RECORDS PROVIDED:
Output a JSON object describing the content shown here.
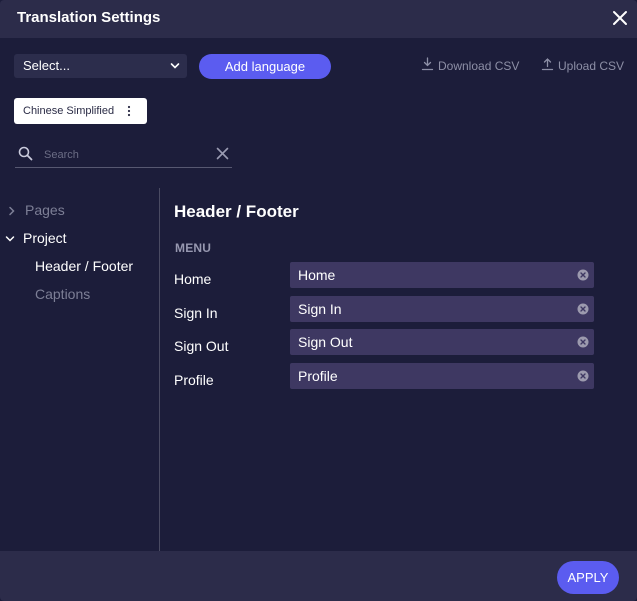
{
  "dialog": {
    "title": "Translation Settings"
  },
  "toolbar": {
    "language_select_value": "Select...",
    "add_language_label": "Add language",
    "download_csv_label": "Download CSV",
    "upload_csv_label": "Upload CSV"
  },
  "language_chip": {
    "label": "Chinese Simplified"
  },
  "search": {
    "placeholder": "Search",
    "value": ""
  },
  "sidebar": {
    "items": [
      {
        "label": "Pages",
        "expanded": false
      },
      {
        "label": "Project",
        "expanded": true
      },
      {
        "label": "Header / Footer",
        "selected": true
      },
      {
        "label": "Captions",
        "selected": false
      }
    ]
  },
  "main": {
    "section_title": "Header / Footer",
    "group_label": "MENU",
    "rows": [
      {
        "label": "Home",
        "value": "Home"
      },
      {
        "label": "Sign In",
        "value": "Sign In"
      },
      {
        "label": "Sign Out",
        "value": "Sign Out"
      },
      {
        "label": "Profile",
        "value": "Profile"
      }
    ]
  },
  "footer": {
    "apply_label": "APPLY"
  },
  "colors": {
    "background": "#1c1d3a",
    "panel": "#2c2c4a",
    "accent": "#5b5cf0",
    "field": "#3e3862",
    "muted_text": "#8d8fa6"
  }
}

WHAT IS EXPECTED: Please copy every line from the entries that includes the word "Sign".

TASK RESPONSE:
        "label": "Sign In",
        "value": "Sign In"
        "label": "Sign Out",
        "value": "Sign Out"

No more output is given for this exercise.